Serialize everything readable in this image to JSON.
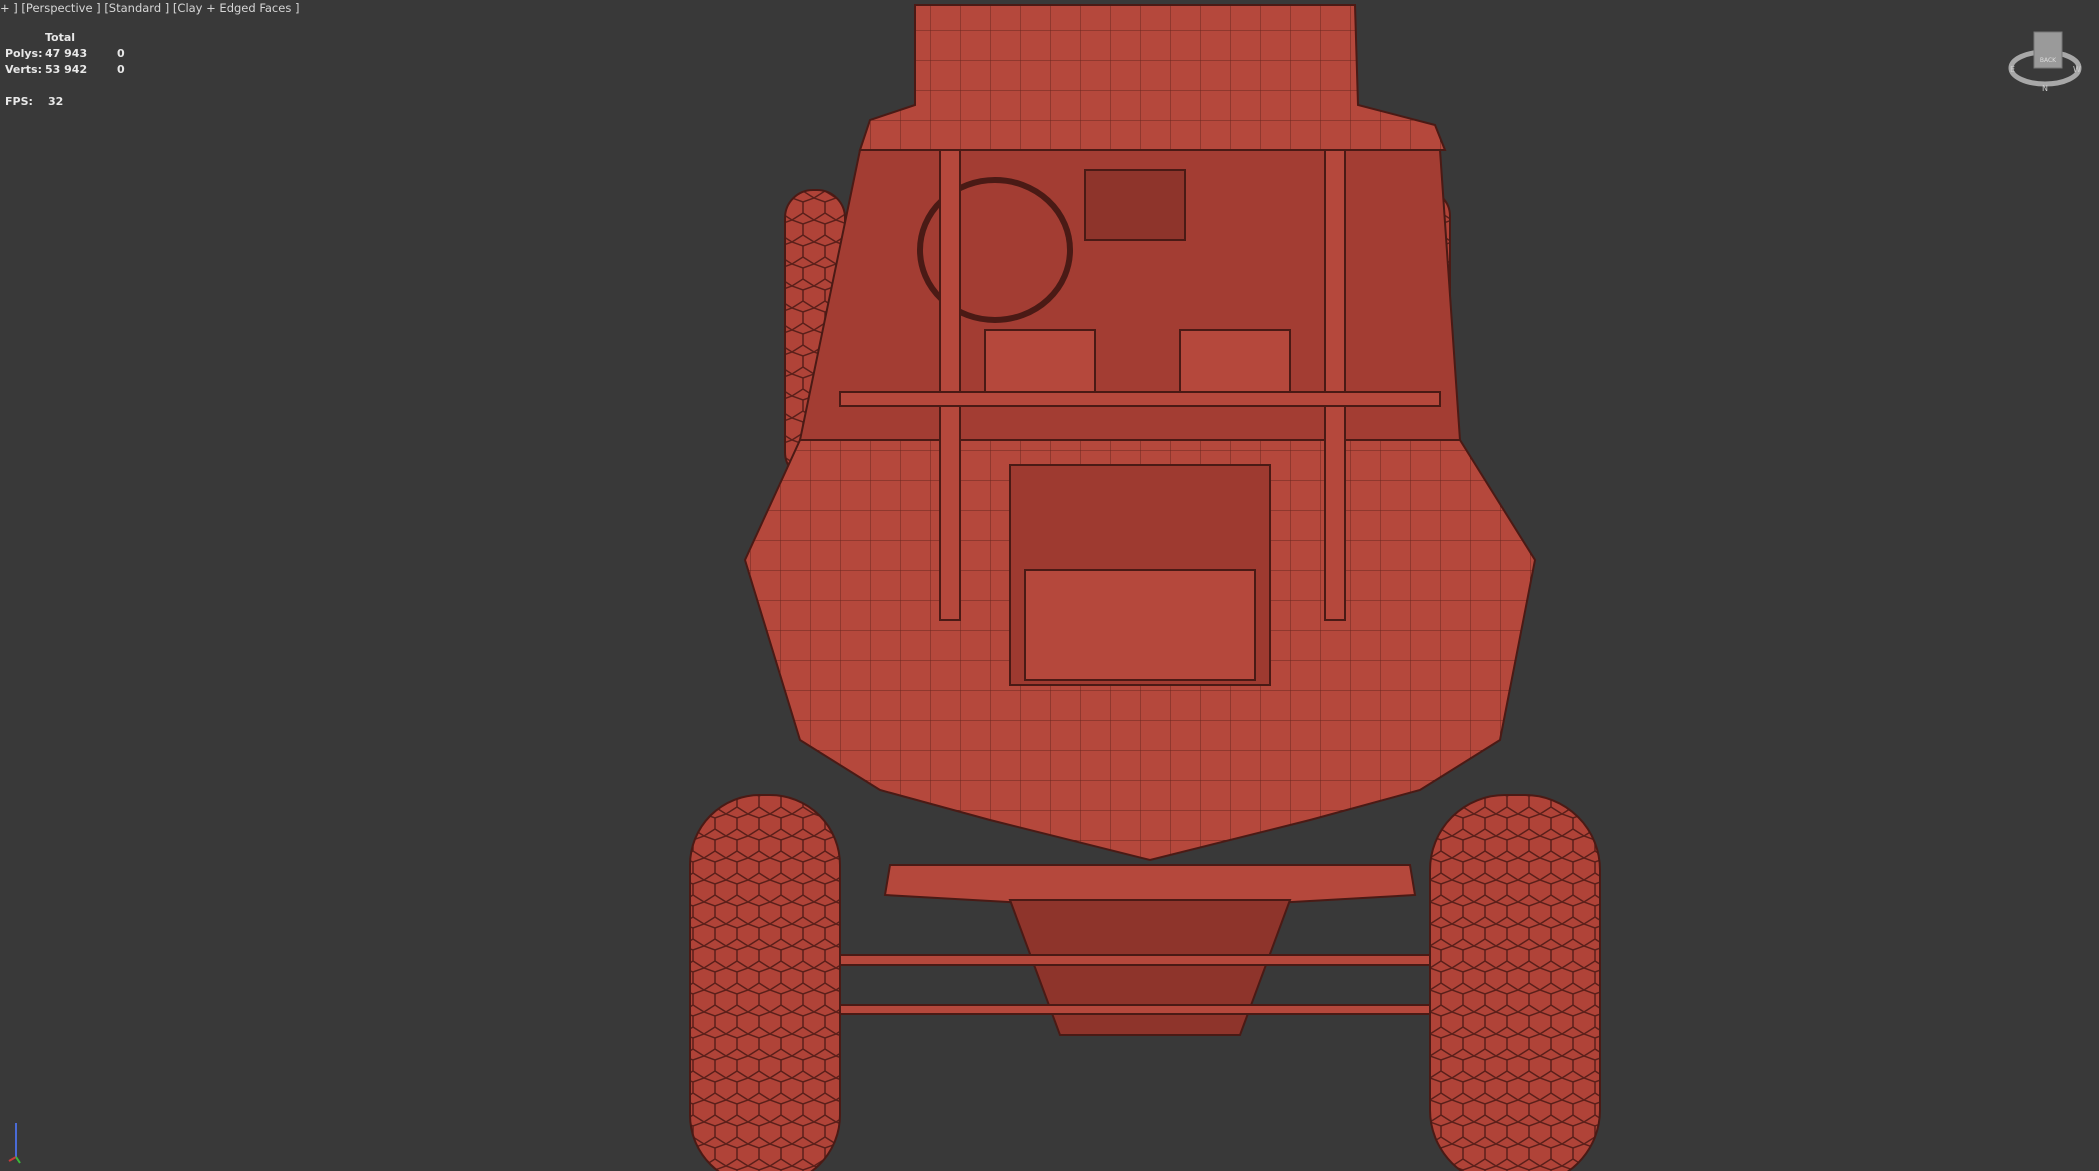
{
  "viewport": {
    "label": "+ ] [Perspective ] [Standard ] [Clay + Edged Faces ]",
    "stats": {
      "header": "Total",
      "polys_label": "Polys:",
      "polys_total": "47 943",
      "polys_selected": "0",
      "verts_label": "Verts:",
      "verts_total": "53 942",
      "verts_selected": "0",
      "fps_label": "FPS:",
      "fps_value": "32"
    },
    "viewcube": {
      "face": "BACK",
      "compass": [
        "E",
        "W",
        "N"
      ]
    },
    "colors": {
      "background": "#393939",
      "clay": "#b5483c",
      "edges": "#5a1f1a"
    }
  }
}
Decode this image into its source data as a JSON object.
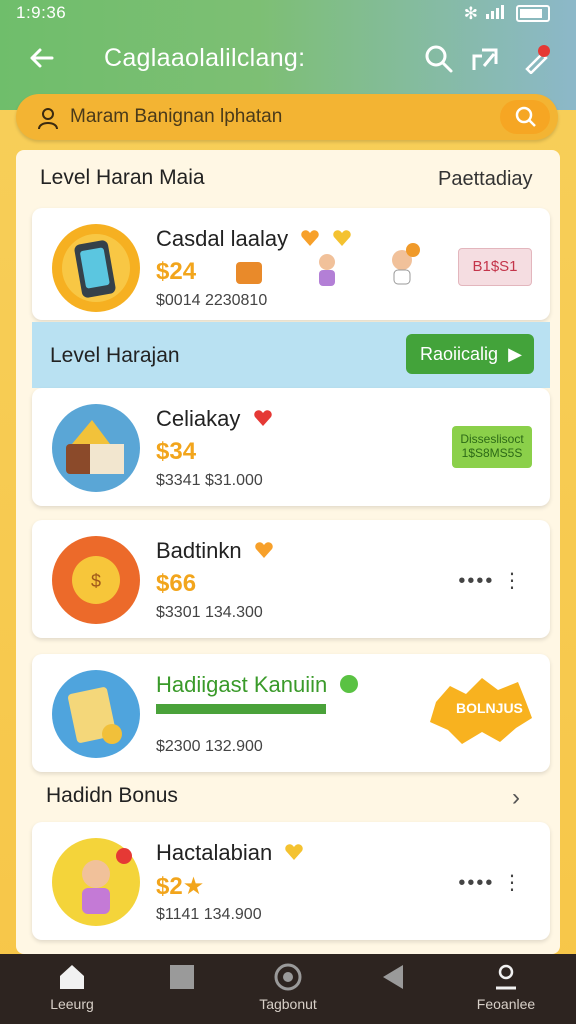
{
  "status": {
    "time": "1:9:36"
  },
  "header": {
    "title": "Caglaaolalilclang:"
  },
  "search": {
    "placeholder": "Maram Banignan lphatan"
  },
  "section1": {
    "title": "Level Haran Maia",
    "right": "Paettadiay"
  },
  "cards": [
    {
      "name": "Casdal laalay",
      "price": "$24",
      "meta": "$0014   2230810",
      "tag": "B1$S1"
    },
    {
      "name": "Celiakay",
      "price": "$34",
      "meta": "$3341 $31.000",
      "tag": "Disseslisoct 1$S8MS5S"
    },
    {
      "name": "Badtinkn",
      "price": "$66",
      "meta": "$3301  134.300"
    },
    {
      "name": "Hadiigast Kanuiin",
      "meta": "$2300  132.900",
      "badge": "BOLNJUS"
    },
    {
      "name": "Hactalabian",
      "price": "$2★",
      "meta": "$1141  134.900"
    }
  ],
  "band": {
    "title": "Level Harajan",
    "button": "Raoiicalig"
  },
  "section2": {
    "title": "Hadidn Bonus"
  },
  "nav": [
    {
      "label": "Leeurg"
    },
    {
      "label": ""
    },
    {
      "label": "Tagbonut"
    },
    {
      "label": ""
    },
    {
      "label": "Feoanlee"
    }
  ],
  "colors": {
    "accent": "#f6a623",
    "green": "#43a33a",
    "price": "#f2a51c",
    "heart_red": "#e53935",
    "heart_orange": "#f7a02a"
  }
}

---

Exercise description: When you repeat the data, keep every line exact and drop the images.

Finished task:
Serialize everything readable in this image to JSON.
{
  "viewport": {
    "label": "+ ] [Perspective ] [Standard ] [Clay + Edged Faces ]",
    "stats": {
      "header": "Total",
      "polys_label": "Polys:",
      "polys_total": "47 943",
      "polys_selected": "0",
      "verts_label": "Verts:",
      "verts_total": "53 942",
      "verts_selected": "0",
      "fps_label": "FPS:",
      "fps_value": "32"
    },
    "viewcube": {
      "face": "BACK",
      "compass": [
        "E",
        "W",
        "N"
      ]
    },
    "colors": {
      "background": "#393939",
      "clay": "#b5483c",
      "edges": "#5a1f1a"
    }
  }
}
Decode this image into its source data as a JSON object.
{
  "status": {
    "time": "1:9:36"
  },
  "header": {
    "title": "Caglaaolalilclang:"
  },
  "search": {
    "placeholder": "Maram Banignan lphatan"
  },
  "section1": {
    "title": "Level Haran Maia",
    "right": "Paettadiay"
  },
  "cards": [
    {
      "name": "Casdal laalay",
      "price": "$24",
      "meta": "$0014   2230810",
      "tag": "B1$S1"
    },
    {
      "name": "Celiakay",
      "price": "$34",
      "meta": "$3341 $31.000",
      "tag": "Disseslisoct 1$S8MS5S"
    },
    {
      "name": "Badtinkn",
      "price": "$66",
      "meta": "$3301  134.300"
    },
    {
      "name": "Hadiigast Kanuiin",
      "meta": "$2300  132.900",
      "badge": "BOLNJUS"
    },
    {
      "name": "Hactalabian",
      "price": "$2★",
      "meta": "$1141  134.900"
    }
  ],
  "band": {
    "title": "Level Harajan",
    "button": "Raoiicalig"
  },
  "section2": {
    "title": "Hadidn Bonus"
  },
  "nav": [
    {
      "label": "Leeurg"
    },
    {
      "label": ""
    },
    {
      "label": "Tagbonut"
    },
    {
      "label": ""
    },
    {
      "label": "Feoanlee"
    }
  ],
  "colors": {
    "accent": "#f6a623",
    "green": "#43a33a",
    "price": "#f2a51c",
    "heart_red": "#e53935",
    "heart_orange": "#f7a02a"
  }
}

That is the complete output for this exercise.